Q&A: Andrew Rigie, NYC Hospitality Alliance
By Henry Street Settlement
The restaurant and hospitality industry in New York City has been steadily growing for years, with more than 25,000 eating and drinking establishments (and counting!) in the five boroughs. The majority of these businesses are small “mom and pop” operations that often are not equipped with the same resources as their bigger counterparts to deal with issues like employment arbitration or compliance.
“That’s where we come in,” says Andrew Rigie, executive director of the NYC Hospitality Alliance. “It’s important that our industry has an organization advocating for and supporting it throughout the five boroughs.” The Alliance works to foster the growth and vitality of the city’s hospitality industry by advocating on behalf of members both at the government level and in the media.
With 2,000 members—including restaurants, bars, caterers, nightclubs, cafes, coffee shops, and bakeries—the Alliance provides resources, trainings, and opportunities to network with other members throughout the sector.
The Alliance’s relationships with restaurants and hotels made for a natural match with Henry Street Settlement’s workforce and business development services—a partnership that has been going strong for the past seven years. We sat down with Rigie to talk all things hospitality—keep reading for more.
Henry Street Settlement: What are some staffing challenges that small businesses in the industry face?

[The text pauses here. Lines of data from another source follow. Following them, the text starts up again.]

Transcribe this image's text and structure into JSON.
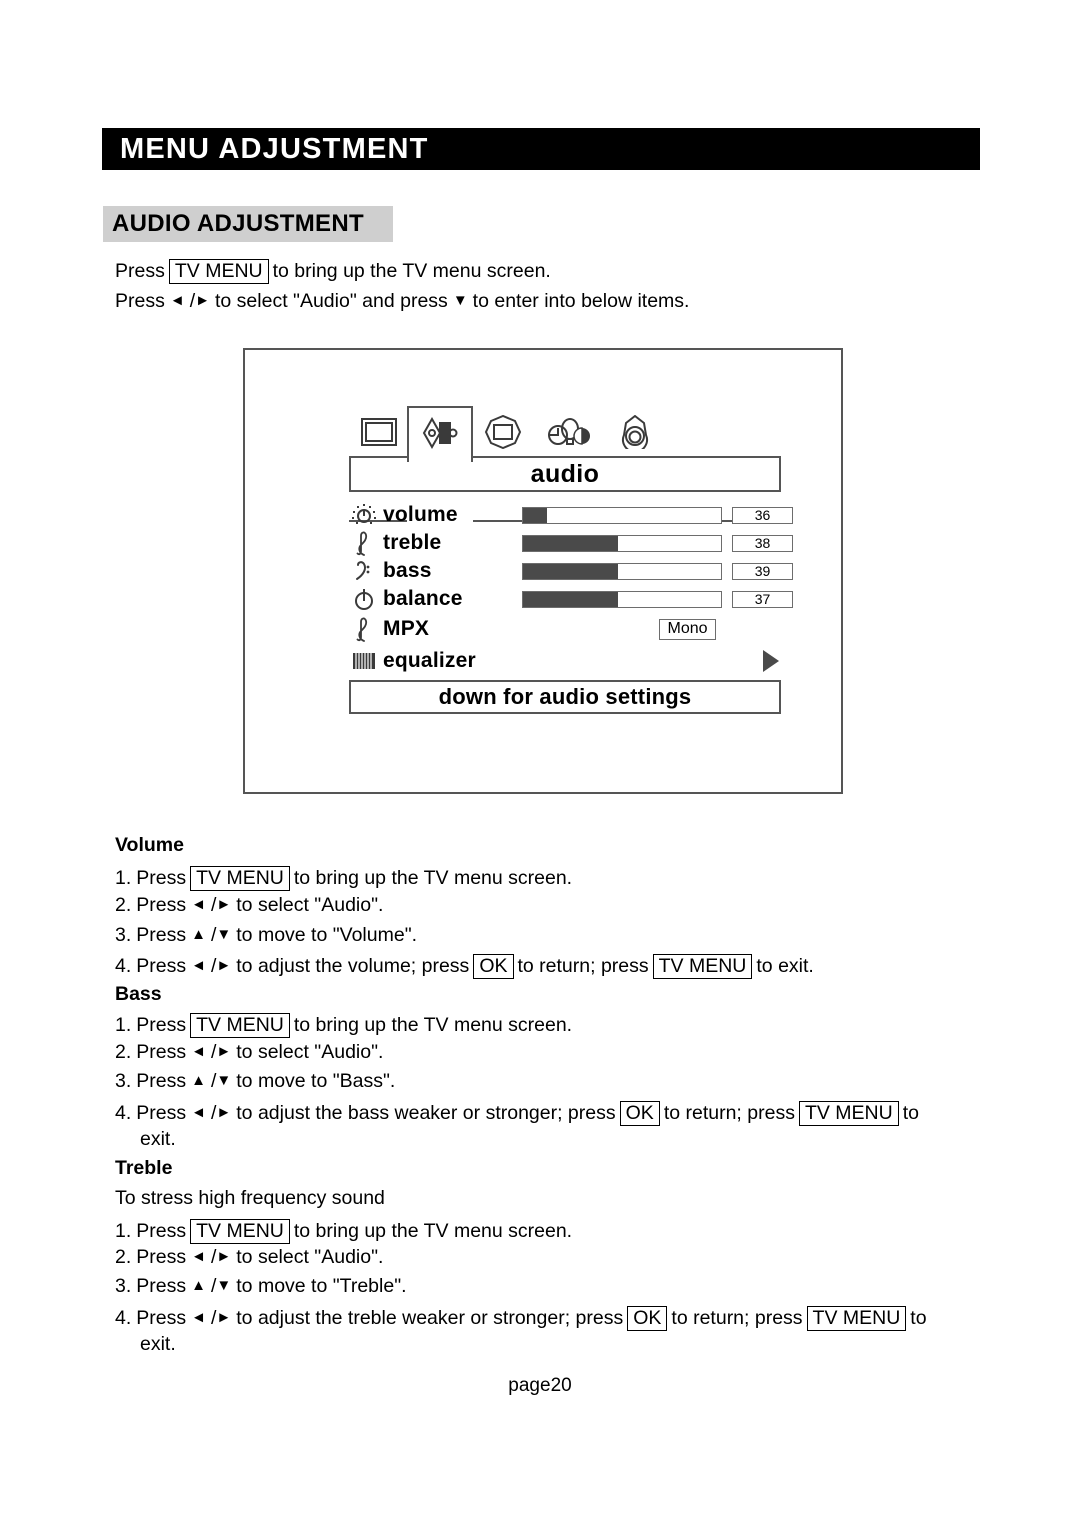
{
  "page": {
    "header_title": "MENU ADJUSTMENT",
    "section_heading": "AUDIO ADJUSTMENT",
    "footer": "page20",
    "colors": {
      "header_bg": "#000000",
      "header_fg": "#ffffff",
      "section_heading_bg": "#cfcfcf",
      "osd_border": "#555555",
      "bar_fill": "#4a4a4a"
    }
  },
  "intro": {
    "line1": {
      "pre": "Press",
      "key": "TV MENU",
      "post": "to bring up the TV menu screen."
    },
    "line2": {
      "pre": "Press",
      "left_arrow": "◄",
      "slash": "/",
      "right_arrow": "►",
      "mid": "to select \"Audio\" and press",
      "down_arrow": "▼",
      "post": "to enter into below items."
    }
  },
  "osd": {
    "title": "audio",
    "hint": "down for audio settings",
    "tabs": [
      {
        "name": "picture",
        "icon": "picture-tab-icon",
        "active": false
      },
      {
        "name": "audio",
        "icon": "audio-tab-icon",
        "active": true
      },
      {
        "name": "screen",
        "icon": "screen-tab-icon",
        "active": false
      },
      {
        "name": "function",
        "icon": "function-tab-icon",
        "active": false
      },
      {
        "name": "setup",
        "icon": "setup-tab-icon",
        "active": false
      }
    ],
    "rows": [
      {
        "label": "volume",
        "icon": "brightness-dial-icon",
        "type": "bar",
        "value": "36",
        "fill_percent": 12
      },
      {
        "label": "treble",
        "icon": "treble-clef-icon",
        "type": "bar",
        "value": "38",
        "fill_percent": 48
      },
      {
        "label": "bass",
        "icon": "bass-clef-icon",
        "type": "bar",
        "value": "39",
        "fill_percent": 48
      },
      {
        "label": "balance",
        "icon": "balance-dial-icon",
        "type": "bar",
        "value": "37",
        "fill_percent": 48
      },
      {
        "label": "MPX",
        "icon": "treble-clef-icon",
        "type": "option",
        "value": "Mono"
      },
      {
        "label": "equalizer",
        "icon": "equalizer-bars-icon",
        "type": "submenu",
        "value": ""
      }
    ]
  },
  "sections": [
    {
      "title": "Volume",
      "note": "",
      "steps": [
        {
          "num": "1.",
          "pre": "Press",
          "key1": "TV MENU",
          "post": "to bring up the TV menu screen."
        },
        {
          "num": "2.",
          "pre": "Press",
          "arrows": "lr",
          "post": "to select \"Audio\"."
        },
        {
          "num": "3.",
          "pre": "Press",
          "arrows": "ud",
          "post": "to move to \"Volume\"."
        },
        {
          "num": "4.",
          "pre": "Press",
          "arrows": "lr",
          "mid1": "to adjust the volume; press",
          "key1": "OK",
          "mid2": "to return; press",
          "key2": "TV MENU",
          "post": "to exit."
        }
      ]
    },
    {
      "title": "Bass",
      "note": "",
      "steps": [
        {
          "num": "1.",
          "pre": "Press",
          "key1": "TV MENU",
          "post": "to bring up the TV menu screen."
        },
        {
          "num": "2.",
          "pre": "Press",
          "arrows": "lr",
          "post": "to select \"Audio\"."
        },
        {
          "num": "3.",
          "pre": "Press",
          "arrows": "ud",
          "post": "to move to \"Bass\"."
        },
        {
          "num": "4.",
          "pre": "Press",
          "arrows": "lr",
          "mid1": "to adjust the bass weaker or stronger; press",
          "key1": "OK",
          "mid2": "to return; press",
          "key2": "TV MENU",
          "post": "to",
          "wrap": "exit."
        }
      ]
    },
    {
      "title": "Treble",
      "note": "To stress high frequency sound",
      "steps": [
        {
          "num": "1.",
          "pre": "Press",
          "key1": "TV MENU",
          "post": "to bring up the TV menu screen."
        },
        {
          "num": "2.",
          "pre": "Press",
          "arrows": "lr",
          "post": "to select \"Audio\"."
        },
        {
          "num": "3.",
          "pre": "Press",
          "arrows": "ud",
          "post": "to move to \"Treble\"."
        },
        {
          "num": "4.",
          "pre": "Press",
          "arrows": "lr",
          "mid1": "to adjust the treble weaker or stronger; press",
          "key1": "OK",
          "mid2": "to return; press",
          "key2": "TV MENU",
          "post": "to",
          "wrap": "exit."
        }
      ]
    }
  ]
}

Andrew Rigie, NYC Hospitality Alliance Executive Director: Because there are so many restaurants and nightlife venues, the industry employs a very large workforce that’s generally more transient than others, and there’s usually a higher turnover rate. The industry is also highly regulated; there are new laws being passed every day, and this can sometimes create confusion or concerns if a business isn’t equipped to handle it.
Henry Street: What are some of the best parts about a career in the hospitality industry?
AR: At the core, it’s all about people. It provides opportunities for people from all walks of life. You could have a college degree, or you could have not completed high school; you could have grown up in NYC or you could be a recent immigrant; but you can always find an opportunity to work. There are also so many opportunities for upward mobility—you see it all the time: the executive chef or restaurant owner who started as a line cook or a bartender.
Restaurants are always looking for new places to find workers. Hard skills are important, but when you talk to restauranteurs, they are more interested in a candidate with the right attitude, or who wants to learn—I think that’s a really special aspect of our industry.
Henry Street: Why is it important for the Alliance to partner with nonprofit workforce agencies?
AR: We are always looking to partner with local nonprofits that have a positive social impact. Our industry is vital to the economic and social fabric of the city, and part of that role is working with community stakeholders like nonprofits. Because our neighborhood restaurants and bars have deep roots in their communities, they want to work with people in the neighborhood and foster opportunities, so it makes a lot of sense for us to work with local agencies.